What is being asked: Reproduce every entry exactly.

Data records:
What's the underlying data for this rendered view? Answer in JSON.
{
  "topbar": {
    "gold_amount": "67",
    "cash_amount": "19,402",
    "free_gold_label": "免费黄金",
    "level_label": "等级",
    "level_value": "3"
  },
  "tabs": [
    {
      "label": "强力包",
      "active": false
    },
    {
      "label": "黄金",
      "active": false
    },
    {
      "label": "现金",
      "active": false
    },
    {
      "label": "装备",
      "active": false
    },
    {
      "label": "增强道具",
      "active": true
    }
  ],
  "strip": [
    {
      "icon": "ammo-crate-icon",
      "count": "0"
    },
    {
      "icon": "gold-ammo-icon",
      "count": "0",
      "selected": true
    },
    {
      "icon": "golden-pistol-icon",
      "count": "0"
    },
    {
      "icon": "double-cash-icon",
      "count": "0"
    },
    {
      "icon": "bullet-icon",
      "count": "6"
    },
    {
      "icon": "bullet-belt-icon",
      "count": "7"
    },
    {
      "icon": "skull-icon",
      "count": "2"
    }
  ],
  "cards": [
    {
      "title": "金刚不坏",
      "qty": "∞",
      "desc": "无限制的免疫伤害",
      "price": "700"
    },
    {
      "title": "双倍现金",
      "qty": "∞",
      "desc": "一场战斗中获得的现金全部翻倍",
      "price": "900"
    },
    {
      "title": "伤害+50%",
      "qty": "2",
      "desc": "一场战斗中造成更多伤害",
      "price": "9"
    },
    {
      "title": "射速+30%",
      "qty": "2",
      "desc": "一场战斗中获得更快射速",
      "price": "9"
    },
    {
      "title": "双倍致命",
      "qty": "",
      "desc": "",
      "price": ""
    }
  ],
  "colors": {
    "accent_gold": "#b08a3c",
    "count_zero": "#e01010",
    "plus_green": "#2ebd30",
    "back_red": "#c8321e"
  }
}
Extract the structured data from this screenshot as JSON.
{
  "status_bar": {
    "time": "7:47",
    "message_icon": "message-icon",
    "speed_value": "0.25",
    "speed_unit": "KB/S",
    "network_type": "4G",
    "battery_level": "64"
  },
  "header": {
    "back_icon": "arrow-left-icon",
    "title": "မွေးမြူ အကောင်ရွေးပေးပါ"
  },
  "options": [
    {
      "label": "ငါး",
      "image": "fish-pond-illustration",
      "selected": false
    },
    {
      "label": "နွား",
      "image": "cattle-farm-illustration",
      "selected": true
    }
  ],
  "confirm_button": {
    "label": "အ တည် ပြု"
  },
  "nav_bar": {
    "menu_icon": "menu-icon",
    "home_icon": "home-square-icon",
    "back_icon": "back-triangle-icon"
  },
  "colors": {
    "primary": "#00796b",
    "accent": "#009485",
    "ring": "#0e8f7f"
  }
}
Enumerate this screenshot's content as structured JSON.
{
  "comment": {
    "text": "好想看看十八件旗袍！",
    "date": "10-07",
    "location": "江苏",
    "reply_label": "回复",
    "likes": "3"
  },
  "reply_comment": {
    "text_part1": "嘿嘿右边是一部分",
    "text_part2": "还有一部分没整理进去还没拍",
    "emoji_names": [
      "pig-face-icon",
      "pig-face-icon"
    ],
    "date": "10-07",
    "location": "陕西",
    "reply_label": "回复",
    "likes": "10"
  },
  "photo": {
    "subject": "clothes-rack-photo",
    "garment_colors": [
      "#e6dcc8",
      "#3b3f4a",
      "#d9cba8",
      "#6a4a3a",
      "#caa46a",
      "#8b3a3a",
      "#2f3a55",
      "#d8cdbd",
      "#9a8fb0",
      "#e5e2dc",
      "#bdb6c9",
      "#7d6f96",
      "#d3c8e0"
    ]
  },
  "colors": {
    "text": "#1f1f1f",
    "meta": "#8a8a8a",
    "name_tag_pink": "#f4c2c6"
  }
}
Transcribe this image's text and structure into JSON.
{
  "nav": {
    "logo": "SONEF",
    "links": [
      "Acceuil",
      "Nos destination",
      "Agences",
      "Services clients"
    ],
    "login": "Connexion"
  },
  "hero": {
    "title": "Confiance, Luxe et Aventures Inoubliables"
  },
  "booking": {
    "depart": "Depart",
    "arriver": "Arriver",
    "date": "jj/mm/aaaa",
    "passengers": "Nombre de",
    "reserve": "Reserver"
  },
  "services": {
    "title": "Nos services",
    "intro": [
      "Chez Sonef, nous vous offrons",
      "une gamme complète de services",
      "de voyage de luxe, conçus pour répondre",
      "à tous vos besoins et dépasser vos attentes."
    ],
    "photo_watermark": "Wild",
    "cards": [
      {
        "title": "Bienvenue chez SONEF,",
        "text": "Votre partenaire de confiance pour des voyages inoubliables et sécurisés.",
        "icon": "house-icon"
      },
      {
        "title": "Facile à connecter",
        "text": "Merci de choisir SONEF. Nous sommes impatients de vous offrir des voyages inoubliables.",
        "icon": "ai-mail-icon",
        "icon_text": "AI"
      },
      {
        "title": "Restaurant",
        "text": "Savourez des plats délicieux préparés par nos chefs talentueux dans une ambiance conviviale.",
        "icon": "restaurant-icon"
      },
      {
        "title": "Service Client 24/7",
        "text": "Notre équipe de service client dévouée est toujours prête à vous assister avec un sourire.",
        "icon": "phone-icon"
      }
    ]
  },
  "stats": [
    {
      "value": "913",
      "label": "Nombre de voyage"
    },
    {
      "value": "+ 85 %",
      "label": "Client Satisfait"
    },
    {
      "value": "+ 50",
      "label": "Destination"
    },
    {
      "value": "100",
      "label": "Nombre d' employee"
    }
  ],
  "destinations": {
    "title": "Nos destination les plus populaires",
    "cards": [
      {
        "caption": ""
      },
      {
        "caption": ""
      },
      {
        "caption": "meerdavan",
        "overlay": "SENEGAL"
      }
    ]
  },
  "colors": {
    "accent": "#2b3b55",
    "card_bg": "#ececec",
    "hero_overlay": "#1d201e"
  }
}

Task result:
What's the underlying data for this rendered view? Answer in JSON.
{
  "topbar": {
    "gold_amount": "67",
    "cash_amount": "19,402",
    "free_gold_label": "免费黄金",
    "level_label": "等级",
    "level_value": "3"
  },
  "tabs": [
    {
      "label": "强力包",
      "active": false
    },
    {
      "label": "黄金",
      "active": false
    },
    {
      "label": "现金",
      "active": false
    },
    {
      "label": "装备",
      "active": false
    },
    {
      "label": "增强道具",
      "active": true
    }
  ],
  "strip": [
    {
      "icon": "ammo-crate-icon",
      "count": "0"
    },
    {
      "icon": "gold-ammo-icon",
      "count": "0",
      "selected": true
    },
    {
      "icon": "golden-pistol-icon",
      "count": "0"
    },
    {
      "icon": "double-cash-icon",
      "count": "0"
    },
    {
      "icon": "bullet-icon",
      "count": "6"
    },
    {
      "icon": "bullet-belt-icon",
      "count": "7"
    },
    {
      "icon": "skull-icon",
      "count": "2"
    }
  ],
  "cards": [
    {
      "title": "金刚不坏",
      "qty": "∞",
      "desc": "无限制的免疫伤害",
      "price": "700"
    },
    {
      "title": "双倍现金",
      "qty": "∞",
      "desc": "一场战斗中获得的现金全部翻倍",
      "price": "900"
    },
    {
      "title": "伤害+50%",
      "qty": "2",
      "desc": "一场战斗中造成更多伤害",
      "price": "9"
    },
    {
      "title": "射速+30%",
      "qty": "2",
      "desc": "一场战斗中获得更快射速",
      "price": "9"
    },
    {
      "title": "双倍致命",
      "qty": "",
      "desc": "",
      "price": ""
    }
  ],
  "colors": {
    "accent_gold": "#b08a3c",
    "count_zero": "#e01010",
    "plus_green": "#2ebd30",
    "back_red": "#c8321e"
  }
}
Extract the structured data from this screenshot as JSON.
{
  "status_bar": {
    "time": "7:47",
    "message_icon": "message-icon",
    "speed_value": "0.25",
    "speed_unit": "KB/S",
    "network_type": "4G",
    "battery_level": "64"
  },
  "header": {
    "back_icon": "arrow-left-icon",
    "title": "မွေးမြူ အကောင်ရွေးပေးပါ"
  },
  "options": [
    {
      "label": "ငါး",
      "image": "fish-pond-illustration",
      "selected": false
    },
    {
      "label": "နွား",
      "image": "cattle-farm-illustration",
      "selected": true
    }
  ],
  "confirm_button": {
    "label": "အ တည် ပြု"
  },
  "nav_bar": {
    "menu_icon": "menu-icon",
    "home_icon": "home-square-icon",
    "back_icon": "back-triangle-icon"
  },
  "colors": {
    "primary": "#00796b",
    "accent": "#009485",
    "ring": "#0e8f7f"
  }
}
Enumerate this screenshot's content as structured JSON.
{
  "comment": {
    "text": "好想看看十八件旗袍！",
    "date": "10-07",
    "location": "江苏",
    "reply_label": "回复",
    "likes": "3"
  },
  "reply_comment": {
    "text_part1": "嘿嘿右边是一部分",
    "text_part2": "还有一部分没整理进去还没拍",
    "emoji_names": [
      "pig-face-icon",
      "pig-face-icon"
    ],
    "date": "10-07",
    "location": "陕西",
    "reply_label": "回复",
    "likes": "10"
  },
  "photo": {
    "subject": "clothes-rack-photo",
    "garment_colors": [
      "#e6dcc8",
      "#3b3f4a",
      "#d9cba8",
      "#6a4a3a",
      "#caa46a",
      "#8b3a3a",
      "#2f3a55",
      "#d8cdbd",
      "#9a8fb0",
      "#e5e2dc",
      "#bdb6c9",
      "#7d6f96",
      "#d3c8e0"
    ]
  },
  "colors": {
    "text": "#1f1f1f",
    "meta": "#8a8a8a",
    "name_tag_pink": "#f4c2c6"
  }
}
Transcribe this image's text and structure into JSON.
{
  "nav": {
    "logo": "SONEF",
    "links": [
      "Acceuil",
      "Nos destination",
      "Agences",
      "Services clients"
    ],
    "login": "Connexion"
  },
  "hero": {
    "title": "Confiance, Luxe et Aventures Inoubliables"
  },
  "booking": {
    "depart": "Depart",
    "arriver": "Arriver",
    "date": "jj/mm/aaaa",
    "passengers": "Nombre de",
    "reserve": "Reserver"
  },
  "services": {
    "title": "Nos services",
    "intro": [
      "Chez Sonef, nous vous offrons",
      "une gamme complète de services",
      "de voyage de luxe, conçus pour répondre",
      "à tous vos besoins et dépasser vos attentes."
    ],
    "photo_watermark": "Wild",
    "cards": [
      {
        "title": "Bienvenue chez SONEF,",
        "text": "Votre partenaire de confiance pour des voyages inoubliables et sécurisés.",
        "icon": "house-icon"
      },
      {
        "title": "Facile à connecter",
        "text": "Merci de choisir SONEF. Nous sommes impatients de vous offrir des voyages inoubliables.",
        "icon": "ai-mail-icon",
        "icon_text": "AI"
      },
      {
        "title": "Restaurant",
        "text": "Savourez des plats délicieux préparés par nos chefs talentueux dans une ambiance conviviale.",
        "icon": "restaurant-icon"
      },
      {
        "title": "Service Client 24/7",
        "text": "Notre équipe de service client dévouée est toujours prête à vous assister avec un sourire.",
        "icon": "phone-icon"
      }
    ]
  },
  "stats": [
    {
      "value": "913",
      "label": "Nombre de voyage"
    },
    {
      "value": "+ 85 %",
      "label": "Client Satisfait"
    },
    {
      "value": "+ 50",
      "label": "Destination"
    },
    {
      "value": "100",
      "label": "Nombre d' employee"
    }
  ],
  "destinations": {
    "title": "Nos destination les plus populaires",
    "cards": [
      {
        "caption": ""
      },
      {
        "caption": ""
      },
      {
        "caption": "meerdavan",
        "overlay": "SENEGAL"
      }
    ]
  },
  "colors": {
    "accent": "#2b3b55",
    "card_bg": "#ececec",
    "hero_overlay": "#1d201e"
  }
}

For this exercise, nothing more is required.